■ **WHAT IS BEING ASKED**
Lines below that hold the word "details" must be copied in full.

Interface dataset entries
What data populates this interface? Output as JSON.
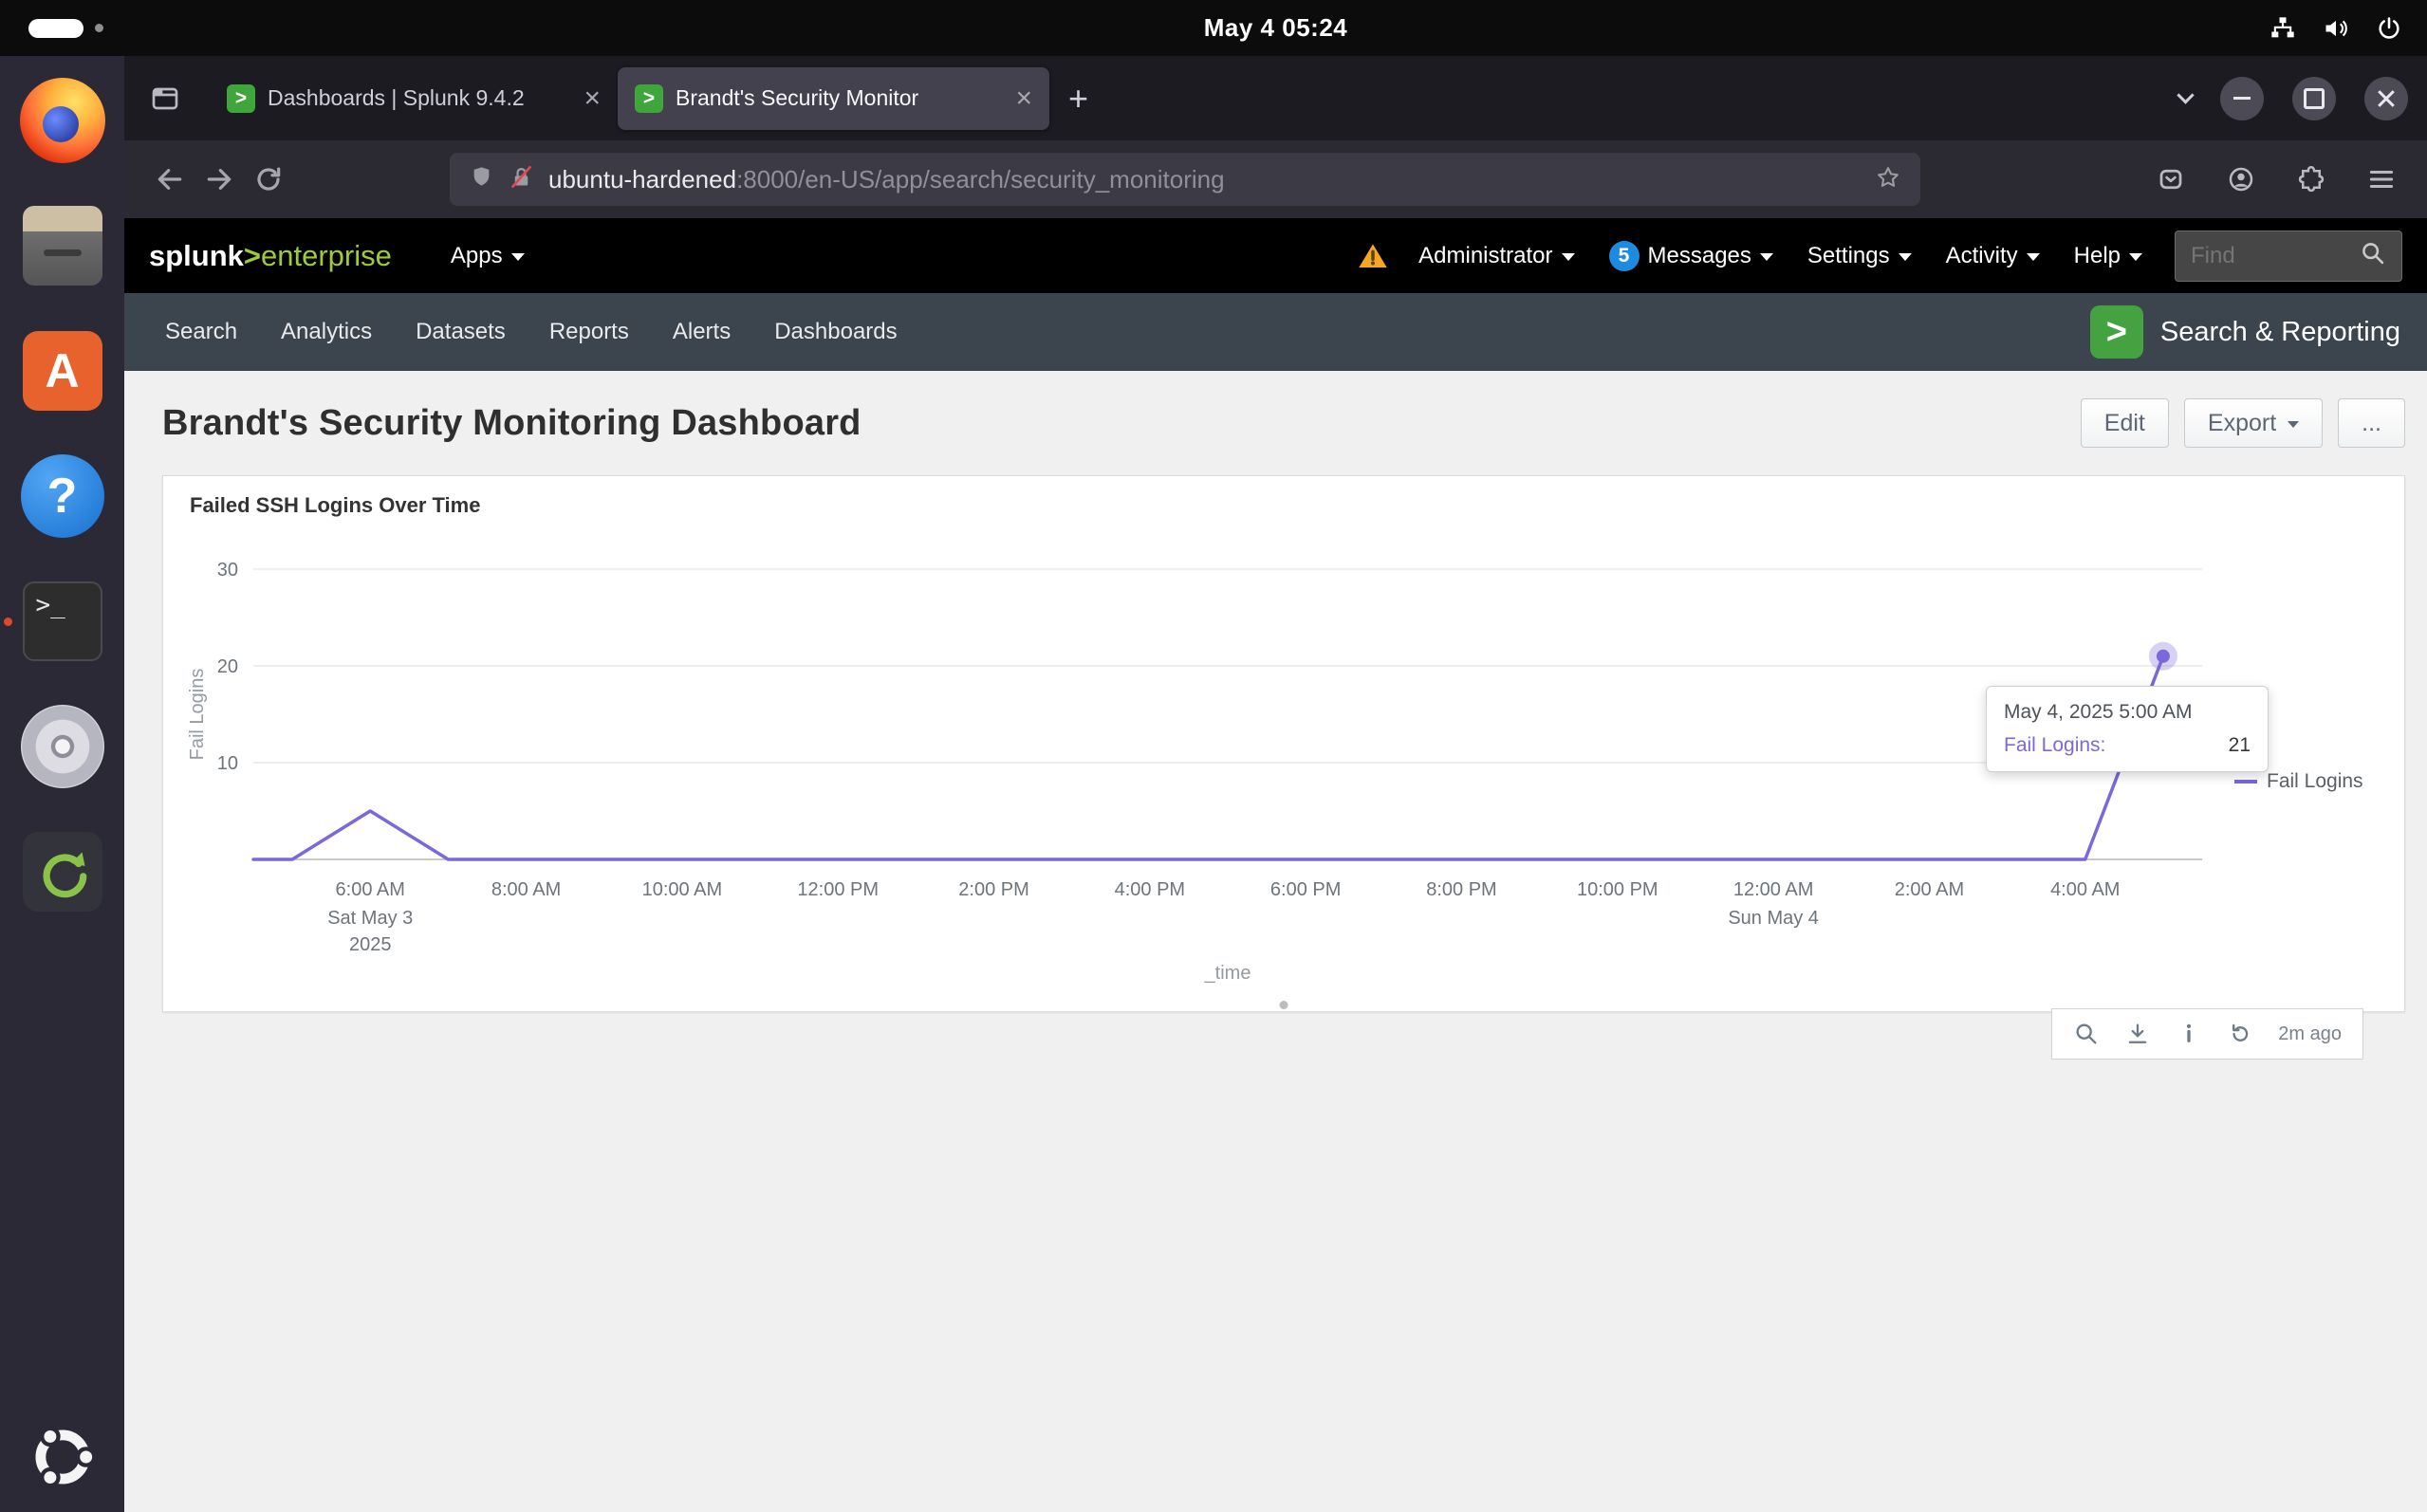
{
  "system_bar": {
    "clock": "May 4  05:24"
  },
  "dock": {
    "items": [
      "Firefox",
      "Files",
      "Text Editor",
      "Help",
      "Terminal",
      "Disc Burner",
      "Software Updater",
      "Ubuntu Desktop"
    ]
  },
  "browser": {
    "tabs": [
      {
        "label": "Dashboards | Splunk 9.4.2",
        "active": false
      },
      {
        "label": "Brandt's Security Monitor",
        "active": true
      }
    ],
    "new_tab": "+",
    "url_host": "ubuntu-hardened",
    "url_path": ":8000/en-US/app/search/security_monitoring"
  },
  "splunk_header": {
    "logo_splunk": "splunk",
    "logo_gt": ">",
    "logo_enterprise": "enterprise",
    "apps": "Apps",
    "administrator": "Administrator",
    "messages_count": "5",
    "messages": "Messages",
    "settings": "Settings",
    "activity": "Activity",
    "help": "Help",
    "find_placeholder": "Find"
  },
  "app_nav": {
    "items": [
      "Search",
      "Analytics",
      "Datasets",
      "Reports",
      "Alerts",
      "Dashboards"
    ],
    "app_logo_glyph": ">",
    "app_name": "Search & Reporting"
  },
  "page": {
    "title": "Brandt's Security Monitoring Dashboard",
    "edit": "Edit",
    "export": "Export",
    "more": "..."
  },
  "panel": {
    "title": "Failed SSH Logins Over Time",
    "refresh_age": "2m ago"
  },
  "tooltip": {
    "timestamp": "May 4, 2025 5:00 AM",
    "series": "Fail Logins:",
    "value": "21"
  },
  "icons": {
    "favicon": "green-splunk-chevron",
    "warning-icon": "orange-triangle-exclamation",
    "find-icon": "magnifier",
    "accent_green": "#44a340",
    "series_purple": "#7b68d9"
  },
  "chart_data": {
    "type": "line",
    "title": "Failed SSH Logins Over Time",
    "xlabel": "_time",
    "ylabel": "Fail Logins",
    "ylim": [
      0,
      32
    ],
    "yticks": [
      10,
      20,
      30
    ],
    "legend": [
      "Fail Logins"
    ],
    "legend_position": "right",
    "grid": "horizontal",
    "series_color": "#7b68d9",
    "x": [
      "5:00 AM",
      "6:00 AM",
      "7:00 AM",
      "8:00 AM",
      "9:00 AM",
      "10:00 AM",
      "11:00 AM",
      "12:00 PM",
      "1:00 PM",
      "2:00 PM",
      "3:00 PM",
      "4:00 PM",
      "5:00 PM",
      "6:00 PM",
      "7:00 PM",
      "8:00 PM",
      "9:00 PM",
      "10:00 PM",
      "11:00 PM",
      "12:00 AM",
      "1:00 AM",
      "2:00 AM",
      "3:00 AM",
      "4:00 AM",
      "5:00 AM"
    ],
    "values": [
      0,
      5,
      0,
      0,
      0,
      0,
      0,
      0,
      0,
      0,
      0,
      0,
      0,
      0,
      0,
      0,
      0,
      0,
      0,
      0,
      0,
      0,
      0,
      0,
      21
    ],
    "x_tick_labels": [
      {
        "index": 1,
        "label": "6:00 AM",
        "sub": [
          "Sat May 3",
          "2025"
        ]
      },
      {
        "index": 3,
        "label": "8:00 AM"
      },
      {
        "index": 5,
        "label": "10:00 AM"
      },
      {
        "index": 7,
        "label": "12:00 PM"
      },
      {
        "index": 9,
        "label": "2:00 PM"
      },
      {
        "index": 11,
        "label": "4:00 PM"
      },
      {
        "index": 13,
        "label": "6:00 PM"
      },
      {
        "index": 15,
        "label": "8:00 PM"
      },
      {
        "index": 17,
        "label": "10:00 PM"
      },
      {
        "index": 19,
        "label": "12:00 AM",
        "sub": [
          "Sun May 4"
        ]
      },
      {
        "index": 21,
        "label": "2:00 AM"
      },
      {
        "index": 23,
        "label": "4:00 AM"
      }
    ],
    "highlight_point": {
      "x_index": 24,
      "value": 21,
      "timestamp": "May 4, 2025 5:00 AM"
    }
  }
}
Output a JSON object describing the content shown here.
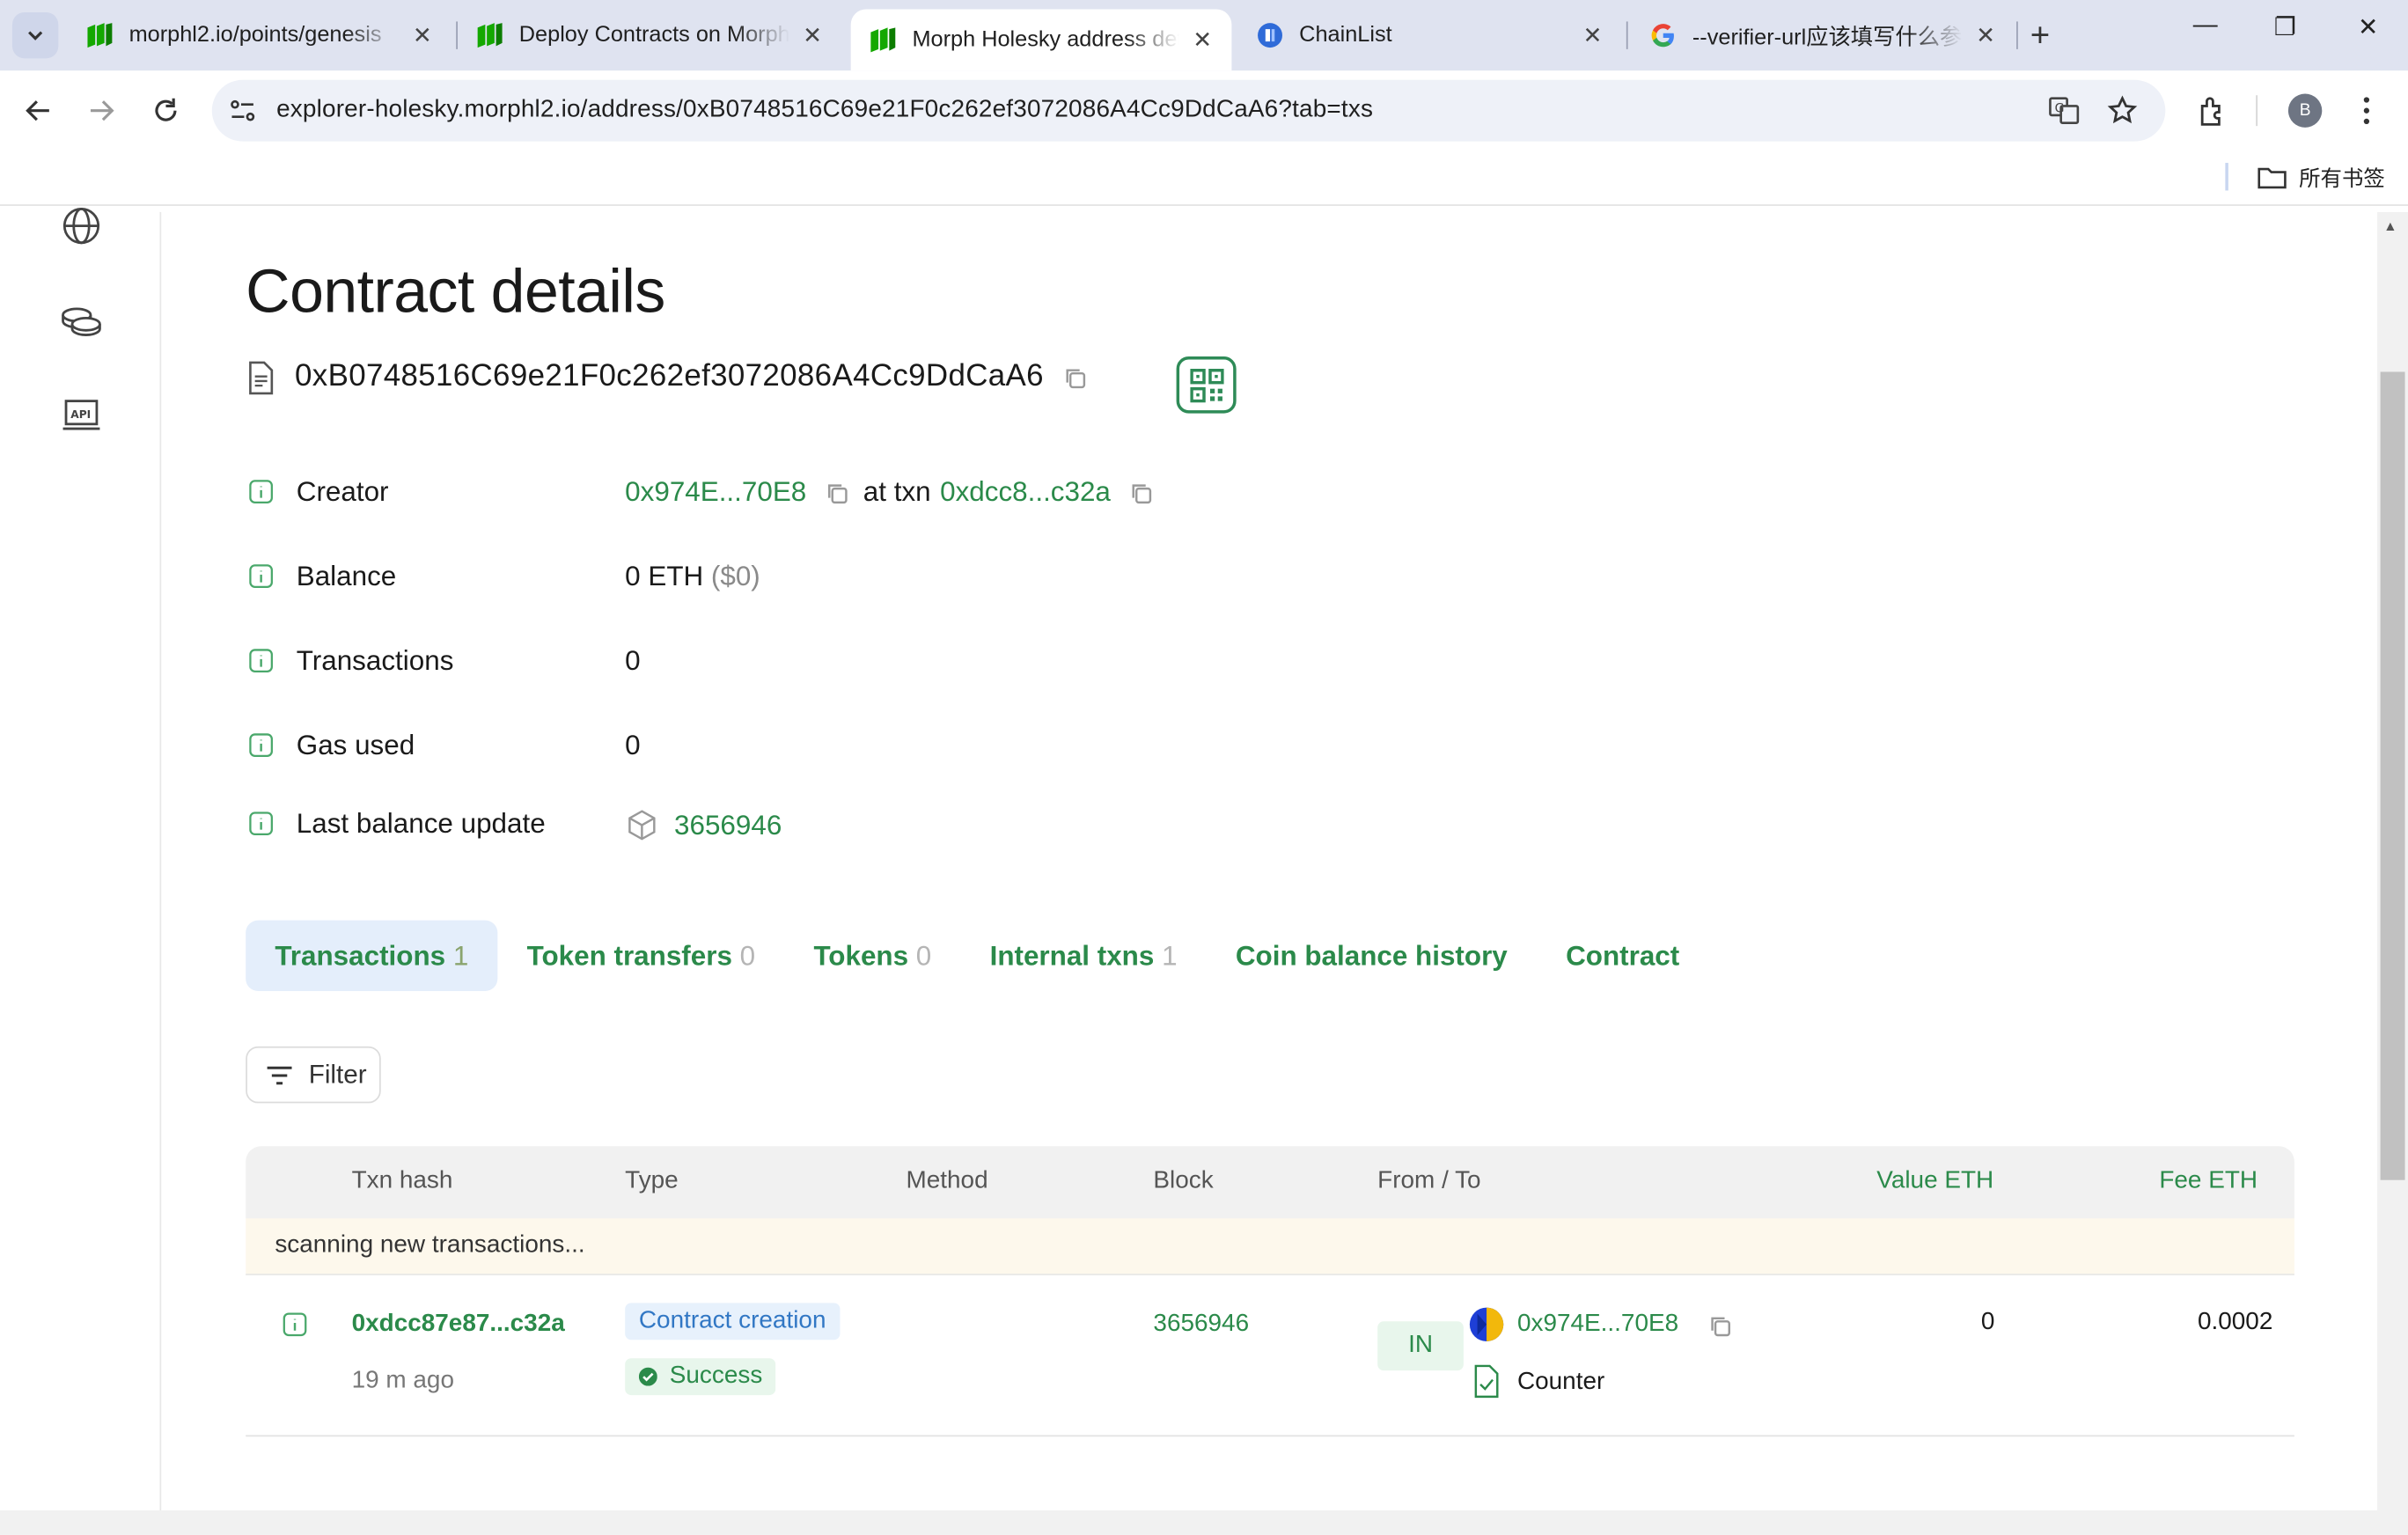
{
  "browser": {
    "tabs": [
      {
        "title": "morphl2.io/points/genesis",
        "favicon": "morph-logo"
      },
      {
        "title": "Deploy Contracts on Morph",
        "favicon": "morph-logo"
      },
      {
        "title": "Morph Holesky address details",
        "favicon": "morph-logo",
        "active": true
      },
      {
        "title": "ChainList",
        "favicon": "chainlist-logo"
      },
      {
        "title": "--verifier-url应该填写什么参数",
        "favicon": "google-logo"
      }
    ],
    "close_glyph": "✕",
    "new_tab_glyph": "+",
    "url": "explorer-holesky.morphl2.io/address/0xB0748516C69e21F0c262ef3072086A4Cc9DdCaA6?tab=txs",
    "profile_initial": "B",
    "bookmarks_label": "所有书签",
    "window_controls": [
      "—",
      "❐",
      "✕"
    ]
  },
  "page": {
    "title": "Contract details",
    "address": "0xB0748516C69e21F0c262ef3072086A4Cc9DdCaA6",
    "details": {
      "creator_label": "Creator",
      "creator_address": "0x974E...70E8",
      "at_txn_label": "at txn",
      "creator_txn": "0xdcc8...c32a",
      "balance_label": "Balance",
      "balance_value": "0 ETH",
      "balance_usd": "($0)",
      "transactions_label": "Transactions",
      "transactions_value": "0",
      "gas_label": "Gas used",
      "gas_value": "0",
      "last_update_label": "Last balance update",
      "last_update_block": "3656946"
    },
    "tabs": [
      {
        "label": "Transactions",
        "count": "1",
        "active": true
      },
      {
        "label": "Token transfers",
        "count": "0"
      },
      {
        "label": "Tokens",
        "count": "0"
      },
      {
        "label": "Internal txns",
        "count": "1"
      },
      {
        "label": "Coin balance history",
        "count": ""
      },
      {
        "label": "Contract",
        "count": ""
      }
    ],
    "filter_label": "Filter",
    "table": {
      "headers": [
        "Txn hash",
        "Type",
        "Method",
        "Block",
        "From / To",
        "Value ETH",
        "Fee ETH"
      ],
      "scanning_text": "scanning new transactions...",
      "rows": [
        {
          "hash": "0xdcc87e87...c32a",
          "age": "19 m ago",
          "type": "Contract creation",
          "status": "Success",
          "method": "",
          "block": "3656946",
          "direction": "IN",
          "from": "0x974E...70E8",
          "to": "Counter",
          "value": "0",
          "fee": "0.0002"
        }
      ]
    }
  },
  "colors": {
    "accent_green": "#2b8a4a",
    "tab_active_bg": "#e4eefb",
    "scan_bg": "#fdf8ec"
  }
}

■ **RESULT OF THIS TASK**
        "title": "Morph Holesky address details",
    "title": "Contract details",
    "details": {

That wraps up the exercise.